What does the Queen's vehicle bill mean for motorists?
Millions will be set aside in bid to make UK a world leader in transport technology
The government plans to introduce new measures to bolster the infrastructure for driverless, electric and hydrogen-powered cars as the UK sets out to become a global leader in automotive technology.
Announced during the Queen's speech, the Automated and Electric Vehicle Bill "will be introduced to ensure the United Kingdom remains a world leader in new industries, including electric cars".
The bill commits the government to improving the facilities for electric and hydrogen cars on UK roads, which it hopes will entice buyers to invest in vehicles powered by renewable sources.
It also plans to force autonomous vehicle owners to buy insurance as automakers are beginning to trial driverless cars on public roads.
Pushing for better infrastructure for EVs

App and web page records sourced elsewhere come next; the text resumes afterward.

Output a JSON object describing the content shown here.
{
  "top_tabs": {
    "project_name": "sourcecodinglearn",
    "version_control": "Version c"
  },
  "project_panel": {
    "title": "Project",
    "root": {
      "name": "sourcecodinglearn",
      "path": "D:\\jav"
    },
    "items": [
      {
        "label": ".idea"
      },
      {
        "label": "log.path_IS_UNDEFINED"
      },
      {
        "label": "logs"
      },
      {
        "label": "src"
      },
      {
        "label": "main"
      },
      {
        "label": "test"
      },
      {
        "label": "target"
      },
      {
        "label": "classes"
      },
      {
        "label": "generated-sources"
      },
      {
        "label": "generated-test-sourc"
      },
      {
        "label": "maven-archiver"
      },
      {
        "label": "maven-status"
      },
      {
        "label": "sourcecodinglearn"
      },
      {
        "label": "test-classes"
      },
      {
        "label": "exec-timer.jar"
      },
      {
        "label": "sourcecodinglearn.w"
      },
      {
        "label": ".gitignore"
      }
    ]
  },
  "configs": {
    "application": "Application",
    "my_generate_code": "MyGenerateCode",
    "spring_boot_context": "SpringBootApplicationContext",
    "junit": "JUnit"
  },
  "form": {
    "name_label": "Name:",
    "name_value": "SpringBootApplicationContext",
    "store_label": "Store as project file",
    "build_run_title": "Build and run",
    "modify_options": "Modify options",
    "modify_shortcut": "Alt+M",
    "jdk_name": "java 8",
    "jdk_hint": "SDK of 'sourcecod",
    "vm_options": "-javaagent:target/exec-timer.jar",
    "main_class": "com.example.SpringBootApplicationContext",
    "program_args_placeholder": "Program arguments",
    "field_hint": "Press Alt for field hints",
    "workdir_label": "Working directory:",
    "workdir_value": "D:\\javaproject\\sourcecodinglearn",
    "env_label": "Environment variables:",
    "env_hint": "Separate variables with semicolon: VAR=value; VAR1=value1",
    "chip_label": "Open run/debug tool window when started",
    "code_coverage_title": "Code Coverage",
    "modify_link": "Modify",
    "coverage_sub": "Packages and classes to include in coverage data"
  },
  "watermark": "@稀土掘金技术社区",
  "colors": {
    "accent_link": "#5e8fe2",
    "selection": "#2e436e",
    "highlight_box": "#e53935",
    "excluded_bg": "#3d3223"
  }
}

Under the Automated and Electric Vehicle Bill, the government plans to build "infrastructure that supports development and also consumer uptake of electric and autonomous cars", says Autocar.
This includes measures to force "motorway services and major petrol station operators to build charging spots alongside traditional fuel pumps" to improve charging availability for electric and hydrogen-powered cars, says Engadget.
The government is investing "more than £200m in research and testing infrastructure", says the BBC, and is "hopeful that the advent of driverless cars can have a profound impact on road traffic accidents".
But one of the toughest challenges electric carmaker Tesla has had to overcome since launching its Model S in 2012 is convincing the customer that the vehicle won't "run out of juice before reaching its destination or a charging station", says BGR.
This is commonly referred to as range anxiety.
Dr Ben Lane, director of electric vehicle changing company Zap-Map, told Sky News that increasing charging outlets in the UK will be "strongly welcomed" and should reduce the effect of range anxiety.
He says: "Together with more open access, it's exactly what the market needs and electric vehicle drivers will welcome this development".
Insurance for driverless cars will be mandatory
Autonomous vehicles will also need to be insured to drive on UK roads. This falls in line with existing laws for cars with conventional combustion engines.
Andy Watson, head of insurance firm Aegis UK, told Insurance Business that the bill would be appreciated by both drivers and insurers.
He says: "The technology is rapidly developing and it is important that the law keeps pace to allow its testing and eventual adoption on UK roads.
"The economic, safety and societal benefits of automated vehicles are clear and we will work with transport ministers and parliamentarians to ensure the legislation is robust and fit for purpose."
Last year, Business Insider reported that "one of the biggest benefits of autonomous cars will be improved safety" as the majority of driverless systems feature driver aids such as automatic emergency braking and software to keep drivers in their lane.
The sensors on these vehicles are so advanced that they could have faster reaction times than human drivers and would therefore be safer, argues the website.
But if an incident does happen while a car is in an autonomous mode, Wired says insurers could "attempt to recover costs from the manufacturer" as it would theoretically be the vehicle's computer that caused the accident – not the driver.